§ DATA SHOWN
* * *

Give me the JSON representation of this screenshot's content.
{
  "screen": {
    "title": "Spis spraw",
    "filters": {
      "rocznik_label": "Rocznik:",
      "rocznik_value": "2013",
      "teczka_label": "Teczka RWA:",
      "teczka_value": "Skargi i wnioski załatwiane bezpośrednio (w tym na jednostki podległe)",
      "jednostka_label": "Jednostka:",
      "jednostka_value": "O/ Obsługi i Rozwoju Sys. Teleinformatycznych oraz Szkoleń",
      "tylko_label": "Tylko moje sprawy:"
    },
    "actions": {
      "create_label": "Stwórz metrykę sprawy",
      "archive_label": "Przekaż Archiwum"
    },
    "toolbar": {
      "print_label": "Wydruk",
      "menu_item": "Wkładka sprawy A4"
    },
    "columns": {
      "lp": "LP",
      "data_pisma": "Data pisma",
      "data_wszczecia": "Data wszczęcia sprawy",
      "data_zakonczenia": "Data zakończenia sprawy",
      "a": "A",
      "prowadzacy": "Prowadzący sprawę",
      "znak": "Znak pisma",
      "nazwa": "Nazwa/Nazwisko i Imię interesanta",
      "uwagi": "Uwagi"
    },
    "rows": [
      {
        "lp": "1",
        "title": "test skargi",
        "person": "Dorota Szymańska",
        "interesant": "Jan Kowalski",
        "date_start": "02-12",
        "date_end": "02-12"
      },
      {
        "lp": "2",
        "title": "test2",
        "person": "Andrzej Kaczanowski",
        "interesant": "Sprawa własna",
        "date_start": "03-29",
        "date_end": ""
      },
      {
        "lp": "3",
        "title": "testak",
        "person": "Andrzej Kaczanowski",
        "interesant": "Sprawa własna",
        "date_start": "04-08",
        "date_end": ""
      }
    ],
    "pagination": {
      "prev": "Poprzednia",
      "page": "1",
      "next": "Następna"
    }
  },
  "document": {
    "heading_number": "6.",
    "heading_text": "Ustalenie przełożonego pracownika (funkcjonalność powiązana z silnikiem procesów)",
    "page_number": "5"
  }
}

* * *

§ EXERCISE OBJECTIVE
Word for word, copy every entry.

§ ANSWER TO THE PROBLEM
Give me the JSON representation of this screenshot's content.
{
  "screen": {
    "title": "Spis spraw",
    "filters": {
      "rocznik_label": "Rocznik:",
      "rocznik_value": "2013",
      "teczka_label": "Teczka RWA:",
      "teczka_value": "Skargi i wnioski załatwiane bezpośrednio (w tym na jednostki podległe)",
      "jednostka_label": "Jednostka:",
      "jednostka_value": "O/ Obsługi i Rozwoju Sys. Teleinformatycznych oraz Szkoleń",
      "tylko_label": "Tylko moje sprawy:"
    },
    "actions": {
      "create_label": "Stwórz metrykę sprawy",
      "archive_label": "Przekaż Archiwum"
    },
    "toolbar": {
      "print_label": "Wydruk",
      "menu_item": "Wkładka sprawy A4"
    },
    "columns": {
      "lp": "LP",
      "data_pisma": "Data pisma",
      "data_wszczecia": "Data wszczęcia sprawy",
      "data_zakonczenia": "Data zakończenia sprawy",
      "a": "A",
      "prowadzacy": "Prowadzący sprawę",
      "znak": "Znak pisma",
      "nazwa": "Nazwa/Nazwisko i Imię interesanta",
      "uwagi": "Uwagi"
    },
    "rows": [
      {
        "lp": "1",
        "title": "test skargi",
        "person": "Dorota Szymańska",
        "interesant": "Jan Kowalski",
        "date_start": "02-12",
        "date_end": "02-12"
      },
      {
        "lp": "2",
        "title": "test2",
        "person": "Andrzej Kaczanowski",
        "interesant": "Sprawa własna",
        "date_start": "03-29",
        "date_end": ""
      },
      {
        "lp": "3",
        "title": "testak",
        "person": "Andrzej Kaczanowski",
        "interesant": "Sprawa własna",
        "date_start": "04-08",
        "date_end": ""
      }
    ],
    "pagination": {
      "prev": "Poprzednia",
      "page": "1",
      "next": "Następna"
    }
  },
  "document": {
    "heading_number": "6.",
    "heading_text": "Ustalenie przełożonego pracownika (funkcjonalność powiązana z silnikiem procesów)",
    "page_number": "5"
  }
}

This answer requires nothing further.